**Dataset records**
***

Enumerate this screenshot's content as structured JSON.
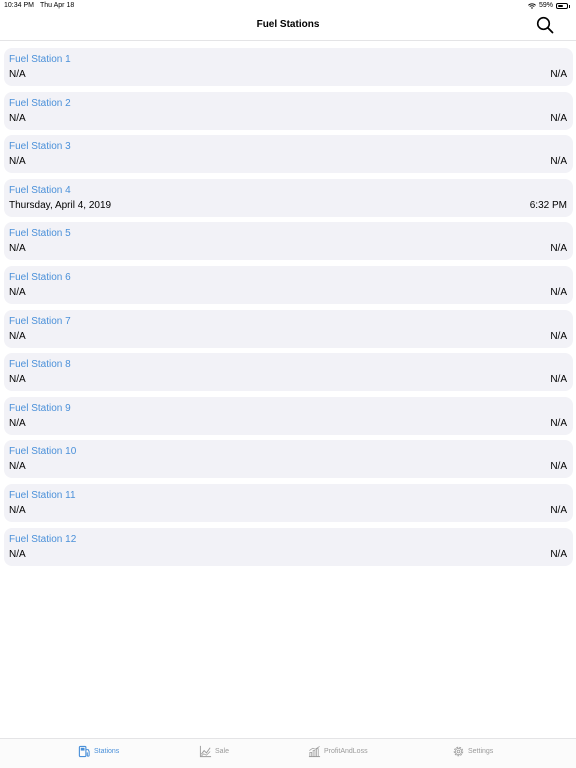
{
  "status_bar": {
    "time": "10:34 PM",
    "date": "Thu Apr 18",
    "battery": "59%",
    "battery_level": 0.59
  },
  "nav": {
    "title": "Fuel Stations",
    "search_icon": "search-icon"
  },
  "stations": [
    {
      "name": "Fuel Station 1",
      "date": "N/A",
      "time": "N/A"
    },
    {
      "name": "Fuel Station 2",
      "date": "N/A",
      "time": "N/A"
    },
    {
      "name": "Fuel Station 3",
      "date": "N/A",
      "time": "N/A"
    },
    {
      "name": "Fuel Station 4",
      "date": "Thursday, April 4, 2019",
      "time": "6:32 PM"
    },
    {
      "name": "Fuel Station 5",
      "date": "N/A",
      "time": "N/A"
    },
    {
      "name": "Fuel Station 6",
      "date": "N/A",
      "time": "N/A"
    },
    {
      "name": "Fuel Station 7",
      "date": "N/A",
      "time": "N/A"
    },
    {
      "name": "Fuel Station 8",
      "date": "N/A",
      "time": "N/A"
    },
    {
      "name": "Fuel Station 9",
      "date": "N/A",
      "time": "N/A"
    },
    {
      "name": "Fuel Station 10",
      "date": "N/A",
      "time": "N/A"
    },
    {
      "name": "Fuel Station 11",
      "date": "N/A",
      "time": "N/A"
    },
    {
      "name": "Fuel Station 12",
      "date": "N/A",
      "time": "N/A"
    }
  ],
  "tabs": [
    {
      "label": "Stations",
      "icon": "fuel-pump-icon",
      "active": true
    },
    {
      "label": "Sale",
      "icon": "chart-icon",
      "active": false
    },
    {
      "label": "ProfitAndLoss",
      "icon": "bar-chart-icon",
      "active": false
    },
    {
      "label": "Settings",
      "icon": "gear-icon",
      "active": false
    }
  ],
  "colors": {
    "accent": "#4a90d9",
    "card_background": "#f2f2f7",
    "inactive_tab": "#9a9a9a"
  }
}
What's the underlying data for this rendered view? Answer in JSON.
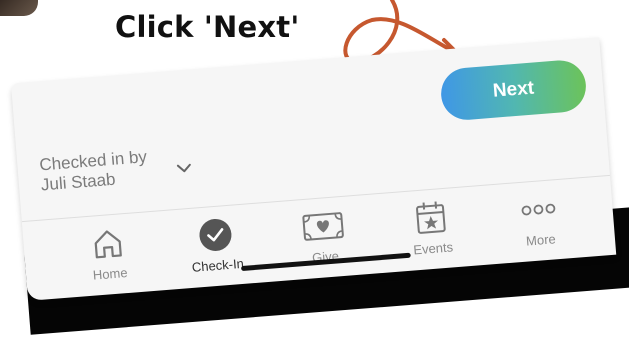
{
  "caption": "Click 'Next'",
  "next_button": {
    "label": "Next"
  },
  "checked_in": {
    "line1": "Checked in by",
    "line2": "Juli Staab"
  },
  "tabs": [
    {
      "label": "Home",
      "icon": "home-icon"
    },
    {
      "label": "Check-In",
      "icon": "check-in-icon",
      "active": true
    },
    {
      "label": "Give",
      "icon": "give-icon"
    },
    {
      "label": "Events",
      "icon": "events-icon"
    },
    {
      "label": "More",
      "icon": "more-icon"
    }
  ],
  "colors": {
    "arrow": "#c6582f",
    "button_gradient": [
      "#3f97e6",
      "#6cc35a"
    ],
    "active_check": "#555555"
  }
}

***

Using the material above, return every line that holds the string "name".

      "name": "Fuel Station 1",
      "name": "Fuel Station 2",
      "name": "Fuel Station 3",
      "name": "Fuel Station 4",
      "name": "Fuel Station 5",
      "name": "Fuel Station 6",
      "name": "Fuel Station 7",
      "name": "Fuel Station 8",
      "name": "Fuel Station 9",
      "name": "Fuel Station 10",
      "name": "Fuel Station 11",
      "name": "Fuel Station 12",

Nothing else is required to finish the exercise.